§ **What the task asks**
Every line containing the word "icon" must be pulled from the records.

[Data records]
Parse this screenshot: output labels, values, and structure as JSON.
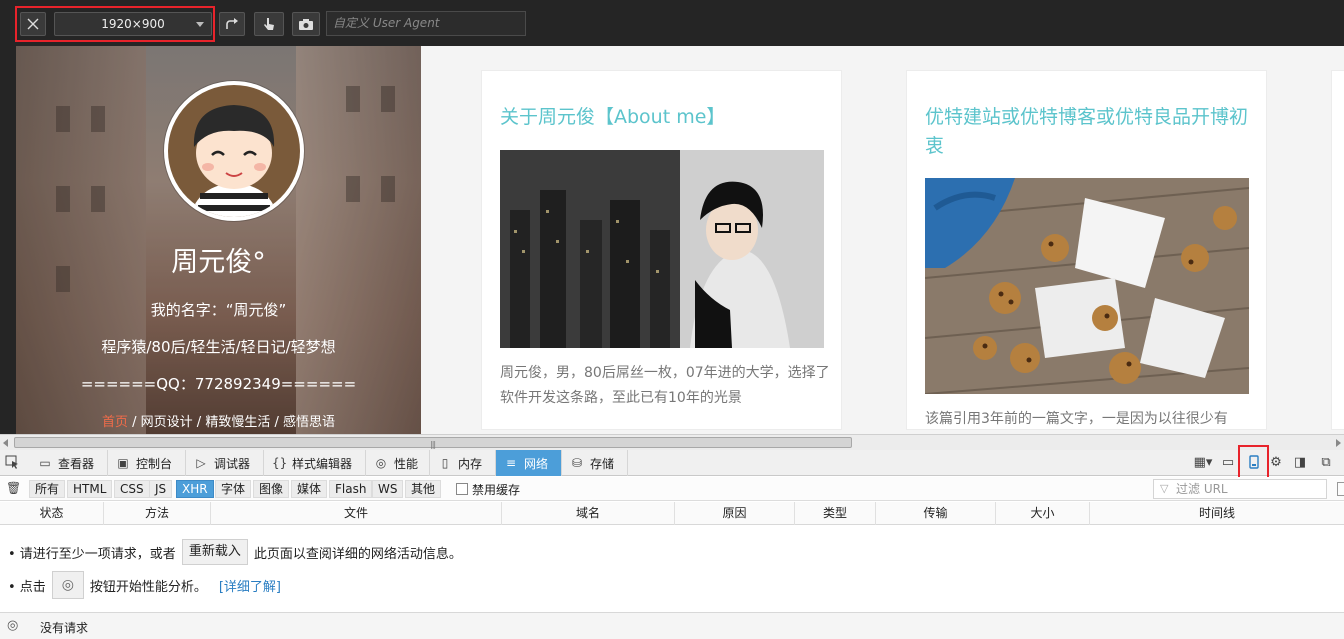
{
  "rdm_toolbar": {
    "close_icon": "close-icon",
    "viewport_size": "1920×900",
    "rotate_icon": "rotate-icon",
    "touch_icon": "touch-icon",
    "screenshot_icon": "camera-icon",
    "user_agent_placeholder": "自定义 User Agent"
  },
  "page": {
    "hero": {
      "name": "周元俊°",
      "lines": [
        "我的名字：“周元俊”",
        "程序猿/80后/轻生活/轻日记/轻梦想",
        "======QQ：772892349======"
      ],
      "nav": [
        {
          "label": "首页",
          "active": true
        },
        {
          "label": "网页设计",
          "active": false
        },
        {
          "label": "精致慢生活",
          "active": false
        },
        {
          "label": "感悟思语",
          "active": false
        }
      ],
      "nav_separator": " / "
    },
    "cards": [
      {
        "title": "关于周元俊【About me】",
        "text": "周元俊，男，80后屌丝一枚，07年进的大学，选择了软件开发这条路，至此已有10年的光景"
      },
      {
        "title": "优特建站或优特博客或优特良品开博初衷",
        "text": "该篇引用3年前的一篇文字，一是因为以往很少有"
      }
    ]
  },
  "devtools": {
    "tabs": [
      {
        "label": "查看器",
        "icon": "inspector-icon"
      },
      {
        "label": "控制台",
        "icon": "console-icon"
      },
      {
        "label": "调试器",
        "icon": "debugger-icon"
      },
      {
        "label": "样式编辑器",
        "icon": "style-editor-icon"
      },
      {
        "label": "性能",
        "icon": "performance-icon"
      },
      {
        "label": "内存",
        "icon": "memory-icon"
      },
      {
        "label": "网络",
        "icon": "network-icon",
        "active": true
      },
      {
        "label": "存储",
        "icon": "storage-icon"
      }
    ],
    "filters": [
      "所有",
      "HTML",
      "CSS",
      "JS",
      "XHR",
      "字体",
      "图像",
      "媒体",
      "Flash",
      "WS",
      "其他"
    ],
    "active_filter": "XHR",
    "disable_cache_label": "禁用缓存",
    "url_filter_placeholder": "过滤 URL",
    "columns": [
      "状态",
      "方法",
      "文件",
      "域名",
      "原因",
      "类型",
      "传输",
      "大小",
      "时间线"
    ],
    "notice": {
      "line1_prefix": "• 请进行至少一项请求，或者",
      "reload_button": "重新载入",
      "line1_suffix": "此页面以查阅详细的网络活动信息。",
      "line2_prefix": "• 点击",
      "line2_suffix": "按钮开始性能分析。",
      "learn_more": "[详细了解]"
    },
    "status": "没有请求"
  },
  "colors": {
    "accent": "#4c9ed9",
    "highlight": "#e8232b",
    "card_title": "#5cc4cc",
    "nav_active": "#f06c4a"
  }
}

§ **Expected answer**
    "close_icon": "close-icon",
    "rotate_icon": "rotate-icon",
    "touch_icon": "touch-icon",
    "screenshot_icon": "camera-icon",
        "icon": "inspector-icon"
        "icon": "console-icon"
        "icon": "debugger-icon"
        "icon": "style-editor-icon"
        "icon": "performance-icon"
        "icon": "memory-icon"
        "icon": "network-icon",
        "icon": "storage-icon"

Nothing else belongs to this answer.